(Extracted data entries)
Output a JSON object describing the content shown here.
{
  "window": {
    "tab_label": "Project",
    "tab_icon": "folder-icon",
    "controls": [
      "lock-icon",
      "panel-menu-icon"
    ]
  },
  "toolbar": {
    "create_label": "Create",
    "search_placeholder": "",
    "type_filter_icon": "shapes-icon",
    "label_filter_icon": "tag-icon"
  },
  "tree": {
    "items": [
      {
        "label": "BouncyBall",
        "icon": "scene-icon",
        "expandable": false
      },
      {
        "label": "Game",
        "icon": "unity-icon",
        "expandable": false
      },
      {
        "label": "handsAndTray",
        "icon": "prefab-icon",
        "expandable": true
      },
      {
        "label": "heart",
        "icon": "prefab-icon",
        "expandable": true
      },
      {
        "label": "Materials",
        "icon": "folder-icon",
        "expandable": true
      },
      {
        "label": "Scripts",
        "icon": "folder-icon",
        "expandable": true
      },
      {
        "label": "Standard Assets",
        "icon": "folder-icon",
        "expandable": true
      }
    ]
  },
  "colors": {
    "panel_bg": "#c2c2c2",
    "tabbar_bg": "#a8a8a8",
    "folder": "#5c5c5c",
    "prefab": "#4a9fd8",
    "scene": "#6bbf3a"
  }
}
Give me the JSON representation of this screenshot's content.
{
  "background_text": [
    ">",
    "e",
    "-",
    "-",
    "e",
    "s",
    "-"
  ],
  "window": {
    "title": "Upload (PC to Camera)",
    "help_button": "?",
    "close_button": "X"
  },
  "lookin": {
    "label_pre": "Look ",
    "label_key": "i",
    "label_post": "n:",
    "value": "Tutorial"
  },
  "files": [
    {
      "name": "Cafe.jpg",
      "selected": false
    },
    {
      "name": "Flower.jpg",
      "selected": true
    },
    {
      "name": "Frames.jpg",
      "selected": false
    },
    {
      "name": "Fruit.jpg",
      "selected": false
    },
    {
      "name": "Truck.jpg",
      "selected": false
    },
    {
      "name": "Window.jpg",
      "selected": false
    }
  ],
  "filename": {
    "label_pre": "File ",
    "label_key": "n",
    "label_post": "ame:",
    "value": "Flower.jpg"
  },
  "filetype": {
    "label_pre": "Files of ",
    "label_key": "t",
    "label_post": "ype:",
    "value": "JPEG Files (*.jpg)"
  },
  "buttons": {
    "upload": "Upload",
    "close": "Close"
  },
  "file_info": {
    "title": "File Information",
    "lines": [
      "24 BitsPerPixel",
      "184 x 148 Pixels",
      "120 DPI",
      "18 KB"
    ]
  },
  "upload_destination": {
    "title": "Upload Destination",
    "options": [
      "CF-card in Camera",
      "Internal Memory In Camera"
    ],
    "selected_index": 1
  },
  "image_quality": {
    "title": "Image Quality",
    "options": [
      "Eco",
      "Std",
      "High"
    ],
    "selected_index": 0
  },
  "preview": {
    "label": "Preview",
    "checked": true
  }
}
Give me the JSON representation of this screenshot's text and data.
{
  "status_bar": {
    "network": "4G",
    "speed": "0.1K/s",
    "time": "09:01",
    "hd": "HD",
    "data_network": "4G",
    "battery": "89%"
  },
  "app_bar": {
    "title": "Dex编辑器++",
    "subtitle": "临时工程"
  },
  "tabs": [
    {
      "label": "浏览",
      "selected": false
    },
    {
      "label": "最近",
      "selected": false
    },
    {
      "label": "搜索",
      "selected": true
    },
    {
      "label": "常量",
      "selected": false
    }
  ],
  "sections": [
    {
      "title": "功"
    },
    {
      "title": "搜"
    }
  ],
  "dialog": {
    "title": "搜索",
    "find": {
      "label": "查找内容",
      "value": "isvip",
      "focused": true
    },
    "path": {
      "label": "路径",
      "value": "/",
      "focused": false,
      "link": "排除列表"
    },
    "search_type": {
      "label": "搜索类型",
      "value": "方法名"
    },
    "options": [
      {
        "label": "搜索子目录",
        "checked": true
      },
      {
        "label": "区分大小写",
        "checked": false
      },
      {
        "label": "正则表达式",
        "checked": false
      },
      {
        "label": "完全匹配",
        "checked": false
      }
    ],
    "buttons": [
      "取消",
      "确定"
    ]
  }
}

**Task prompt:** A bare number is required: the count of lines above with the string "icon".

**Response for this exercise:** 12